Fulang-Chang and I depicts Kahlo with one of her pet monkeys, interpreted by many as surrogates for the children she and Diego Rivera were unable to conceive. The painting was included in the first major exhibition of her work, held at Julien Levy Gallery in New York in 1938. In the essay that accompanied the show, the Surrealist leader André Breton described Kahlo's work as "a ribbon around a bomb" and hailed her as a self-created Surrealist painter. Although she appreciated his enthusiasm for her work, Kahlo did not agree with his assessment: "They thought I was a Surrealist but I wasn’t. I never painted dreams. I painted my own reality." Kahlo later gave this painting to her close friend Mary Sklar, attaching a mirror to it so that, if Sklar chose, the two friends could be together.
Gallery label from 2009.
When curators Leah Dickerman, Luis Pérez-Oramas, and I began to discuss our plans for creating a new gallery dedicated to Mexican Modernist art made in the 1930s and 1940s—which opened in May of this year—Frida Kahlo's Fulang-Chang and I was one of the works we were determined to include. View full post

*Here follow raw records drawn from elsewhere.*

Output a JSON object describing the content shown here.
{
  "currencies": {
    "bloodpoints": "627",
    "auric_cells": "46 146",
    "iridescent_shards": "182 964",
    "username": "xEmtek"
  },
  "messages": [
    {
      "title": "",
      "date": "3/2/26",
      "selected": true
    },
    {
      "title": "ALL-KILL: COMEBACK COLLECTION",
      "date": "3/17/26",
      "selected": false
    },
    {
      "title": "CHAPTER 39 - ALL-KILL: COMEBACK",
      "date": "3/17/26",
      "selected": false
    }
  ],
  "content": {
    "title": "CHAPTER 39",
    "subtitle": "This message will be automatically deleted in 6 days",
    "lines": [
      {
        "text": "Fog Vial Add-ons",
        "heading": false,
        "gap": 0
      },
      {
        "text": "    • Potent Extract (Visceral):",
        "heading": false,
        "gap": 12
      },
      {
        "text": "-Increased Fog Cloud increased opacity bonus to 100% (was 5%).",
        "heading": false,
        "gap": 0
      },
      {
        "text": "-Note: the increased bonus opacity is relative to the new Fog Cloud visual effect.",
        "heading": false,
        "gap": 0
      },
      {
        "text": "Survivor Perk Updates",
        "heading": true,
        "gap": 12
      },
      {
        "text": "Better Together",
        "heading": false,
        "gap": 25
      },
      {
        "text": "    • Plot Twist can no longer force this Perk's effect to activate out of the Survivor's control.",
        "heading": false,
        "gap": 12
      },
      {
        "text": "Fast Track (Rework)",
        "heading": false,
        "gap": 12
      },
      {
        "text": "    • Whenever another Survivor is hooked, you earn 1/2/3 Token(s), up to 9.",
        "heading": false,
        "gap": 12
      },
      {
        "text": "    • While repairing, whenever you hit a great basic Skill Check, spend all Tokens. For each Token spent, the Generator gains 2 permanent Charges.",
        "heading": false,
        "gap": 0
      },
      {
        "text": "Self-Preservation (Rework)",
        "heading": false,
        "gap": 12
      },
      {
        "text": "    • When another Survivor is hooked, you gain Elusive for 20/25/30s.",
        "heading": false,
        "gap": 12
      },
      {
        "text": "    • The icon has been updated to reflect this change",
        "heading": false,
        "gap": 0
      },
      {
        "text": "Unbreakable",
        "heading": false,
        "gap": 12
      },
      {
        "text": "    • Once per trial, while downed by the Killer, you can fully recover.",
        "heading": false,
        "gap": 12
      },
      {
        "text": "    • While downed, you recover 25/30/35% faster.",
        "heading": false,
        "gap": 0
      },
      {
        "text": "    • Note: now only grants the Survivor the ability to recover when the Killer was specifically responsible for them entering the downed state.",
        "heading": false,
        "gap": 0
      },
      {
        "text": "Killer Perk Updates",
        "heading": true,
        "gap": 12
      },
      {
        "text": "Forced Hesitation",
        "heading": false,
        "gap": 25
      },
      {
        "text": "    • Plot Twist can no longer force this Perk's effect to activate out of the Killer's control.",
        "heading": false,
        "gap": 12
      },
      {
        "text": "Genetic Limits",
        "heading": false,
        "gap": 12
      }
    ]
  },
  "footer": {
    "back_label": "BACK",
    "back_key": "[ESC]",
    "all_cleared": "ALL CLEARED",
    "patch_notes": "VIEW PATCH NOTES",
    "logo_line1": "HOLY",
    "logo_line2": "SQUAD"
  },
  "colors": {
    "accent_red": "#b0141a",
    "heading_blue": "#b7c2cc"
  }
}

Publication excerpt from Veronica Roberts, Curatorial Assistant, Department of Painting of Sculpture , A Close Look: Frida Kahlo's Fulang-Chang and I , Inside/Out: A MoMA/P.S.1 Blog . December 3, 2009 .